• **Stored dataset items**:
# # #
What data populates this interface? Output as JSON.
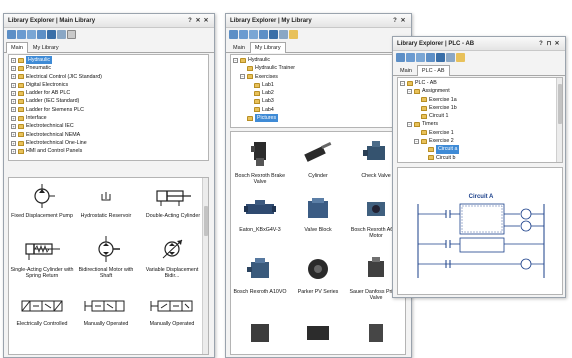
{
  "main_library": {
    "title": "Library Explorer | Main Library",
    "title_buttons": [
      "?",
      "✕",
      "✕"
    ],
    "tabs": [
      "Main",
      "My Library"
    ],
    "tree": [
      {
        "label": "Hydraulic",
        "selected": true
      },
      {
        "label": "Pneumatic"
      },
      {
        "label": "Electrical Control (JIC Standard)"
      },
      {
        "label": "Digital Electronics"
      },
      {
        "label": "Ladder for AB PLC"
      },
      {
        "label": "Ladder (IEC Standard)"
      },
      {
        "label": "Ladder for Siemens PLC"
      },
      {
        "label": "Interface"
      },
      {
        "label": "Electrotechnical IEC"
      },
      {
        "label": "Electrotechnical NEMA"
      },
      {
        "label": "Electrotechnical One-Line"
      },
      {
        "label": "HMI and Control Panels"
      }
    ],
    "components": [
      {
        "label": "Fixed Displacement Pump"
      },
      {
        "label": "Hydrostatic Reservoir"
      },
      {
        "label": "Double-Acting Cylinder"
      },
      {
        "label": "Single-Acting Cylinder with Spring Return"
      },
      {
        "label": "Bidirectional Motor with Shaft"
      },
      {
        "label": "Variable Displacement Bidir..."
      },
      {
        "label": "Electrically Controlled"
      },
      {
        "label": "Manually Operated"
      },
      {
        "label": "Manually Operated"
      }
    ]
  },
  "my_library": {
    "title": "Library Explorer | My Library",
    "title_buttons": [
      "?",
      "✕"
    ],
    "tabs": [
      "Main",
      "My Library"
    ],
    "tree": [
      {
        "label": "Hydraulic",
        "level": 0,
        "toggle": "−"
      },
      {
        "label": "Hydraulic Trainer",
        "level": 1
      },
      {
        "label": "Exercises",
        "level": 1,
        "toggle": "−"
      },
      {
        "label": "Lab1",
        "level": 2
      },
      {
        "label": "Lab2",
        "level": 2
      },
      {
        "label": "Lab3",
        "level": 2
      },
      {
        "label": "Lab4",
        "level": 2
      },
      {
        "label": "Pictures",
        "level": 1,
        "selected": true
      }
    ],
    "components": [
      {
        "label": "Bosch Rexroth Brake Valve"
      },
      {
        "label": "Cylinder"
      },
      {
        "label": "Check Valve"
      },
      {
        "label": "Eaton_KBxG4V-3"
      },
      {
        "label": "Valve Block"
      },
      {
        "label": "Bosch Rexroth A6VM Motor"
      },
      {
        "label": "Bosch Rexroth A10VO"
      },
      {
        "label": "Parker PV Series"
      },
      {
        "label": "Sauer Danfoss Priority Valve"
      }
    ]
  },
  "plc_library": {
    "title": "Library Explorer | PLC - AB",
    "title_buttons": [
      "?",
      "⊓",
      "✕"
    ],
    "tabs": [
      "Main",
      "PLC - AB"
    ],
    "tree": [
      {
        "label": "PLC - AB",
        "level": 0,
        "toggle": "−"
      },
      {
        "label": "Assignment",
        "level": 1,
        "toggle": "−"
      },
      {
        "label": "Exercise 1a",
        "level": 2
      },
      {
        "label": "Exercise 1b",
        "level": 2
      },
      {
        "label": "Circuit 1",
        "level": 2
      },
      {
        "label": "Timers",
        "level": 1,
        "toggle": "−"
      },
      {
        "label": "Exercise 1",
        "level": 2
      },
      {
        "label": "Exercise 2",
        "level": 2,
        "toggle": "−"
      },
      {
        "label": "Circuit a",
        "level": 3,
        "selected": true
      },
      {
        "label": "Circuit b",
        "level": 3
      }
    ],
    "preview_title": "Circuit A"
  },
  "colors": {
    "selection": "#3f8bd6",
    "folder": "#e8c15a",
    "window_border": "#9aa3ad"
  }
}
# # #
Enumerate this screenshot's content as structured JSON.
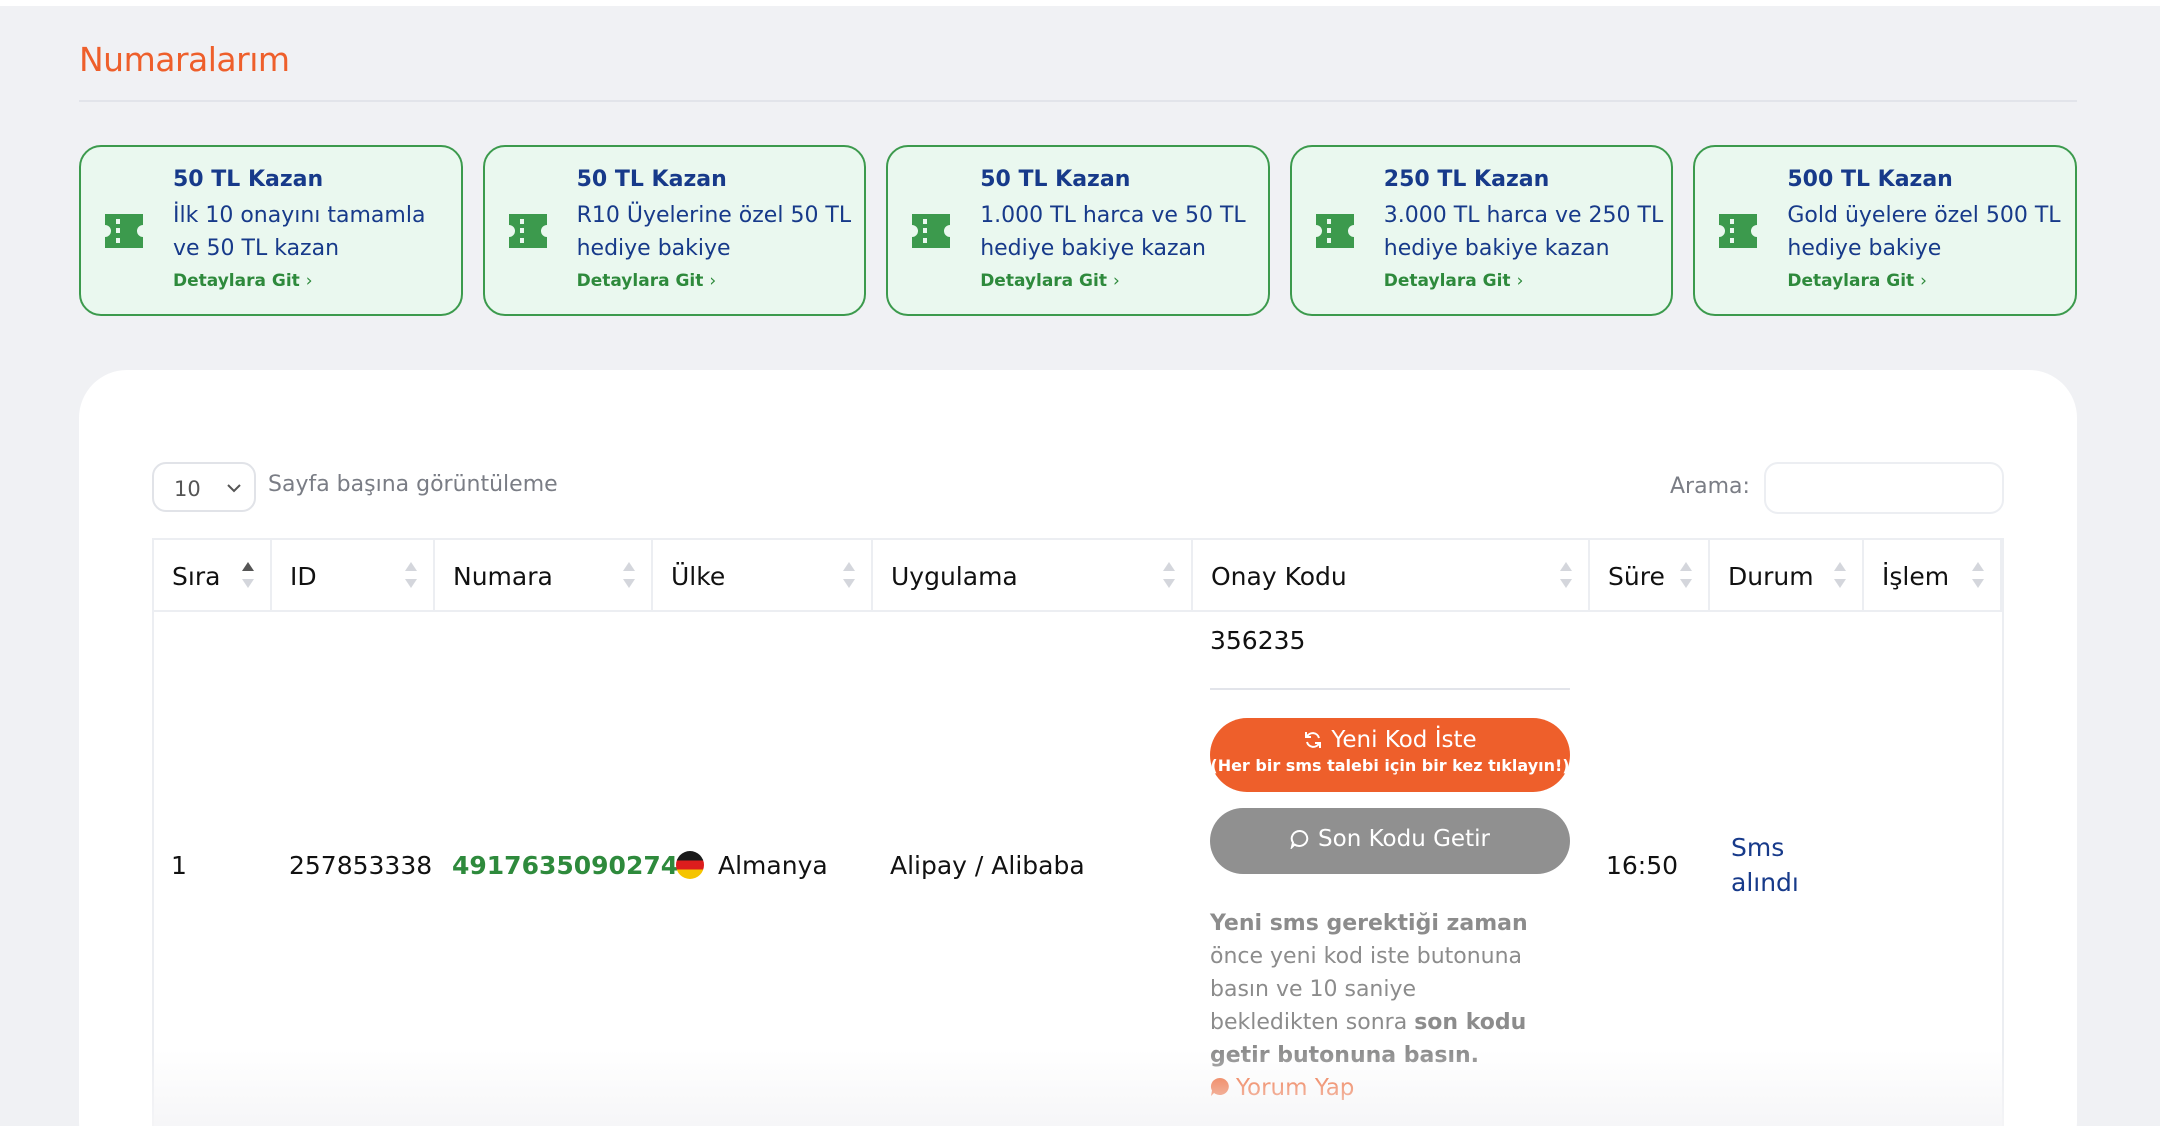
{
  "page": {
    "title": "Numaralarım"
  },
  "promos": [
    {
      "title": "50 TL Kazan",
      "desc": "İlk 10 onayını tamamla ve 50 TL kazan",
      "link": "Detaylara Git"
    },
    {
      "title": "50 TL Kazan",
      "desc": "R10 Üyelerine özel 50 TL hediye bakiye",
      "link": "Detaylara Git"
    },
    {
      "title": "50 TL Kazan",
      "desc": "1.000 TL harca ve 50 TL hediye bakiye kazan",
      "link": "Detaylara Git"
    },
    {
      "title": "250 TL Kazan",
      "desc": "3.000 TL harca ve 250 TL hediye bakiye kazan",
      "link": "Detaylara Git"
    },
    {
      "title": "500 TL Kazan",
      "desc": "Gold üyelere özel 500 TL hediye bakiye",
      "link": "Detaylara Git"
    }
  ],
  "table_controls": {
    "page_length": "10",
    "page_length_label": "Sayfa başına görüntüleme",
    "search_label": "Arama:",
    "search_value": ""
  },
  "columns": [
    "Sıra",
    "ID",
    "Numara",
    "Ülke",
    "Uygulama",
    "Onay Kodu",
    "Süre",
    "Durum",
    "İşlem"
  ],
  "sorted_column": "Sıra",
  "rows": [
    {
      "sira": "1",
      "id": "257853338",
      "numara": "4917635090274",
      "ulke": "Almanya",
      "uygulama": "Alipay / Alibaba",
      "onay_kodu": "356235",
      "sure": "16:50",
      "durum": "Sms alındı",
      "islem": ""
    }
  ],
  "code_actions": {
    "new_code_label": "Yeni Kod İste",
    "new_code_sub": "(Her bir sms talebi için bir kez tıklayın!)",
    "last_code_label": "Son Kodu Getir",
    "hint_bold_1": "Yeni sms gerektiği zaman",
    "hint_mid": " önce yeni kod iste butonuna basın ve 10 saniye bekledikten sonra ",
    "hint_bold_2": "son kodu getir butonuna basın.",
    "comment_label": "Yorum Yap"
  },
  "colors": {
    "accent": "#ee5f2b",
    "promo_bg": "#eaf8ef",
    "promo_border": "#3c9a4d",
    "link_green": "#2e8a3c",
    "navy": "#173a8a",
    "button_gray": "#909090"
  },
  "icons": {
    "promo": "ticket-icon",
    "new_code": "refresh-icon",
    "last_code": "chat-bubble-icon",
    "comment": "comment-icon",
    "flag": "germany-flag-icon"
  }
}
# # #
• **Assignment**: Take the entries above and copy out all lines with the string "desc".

• **Result of this task**:
      "desc": "İlk 10 onayını tamamla ve 50 TL kazan",
      "desc": "R10 Üyelerine özel 50 TL hediye bakiye",
      "desc": "1.000 TL harca ve 50 TL hediye bakiye kazan",
      "desc": "3.000 TL harca ve 250 TL hediye bakiye kazan",
      "desc": "Gold üyelere özel 500 TL hediye bakiye",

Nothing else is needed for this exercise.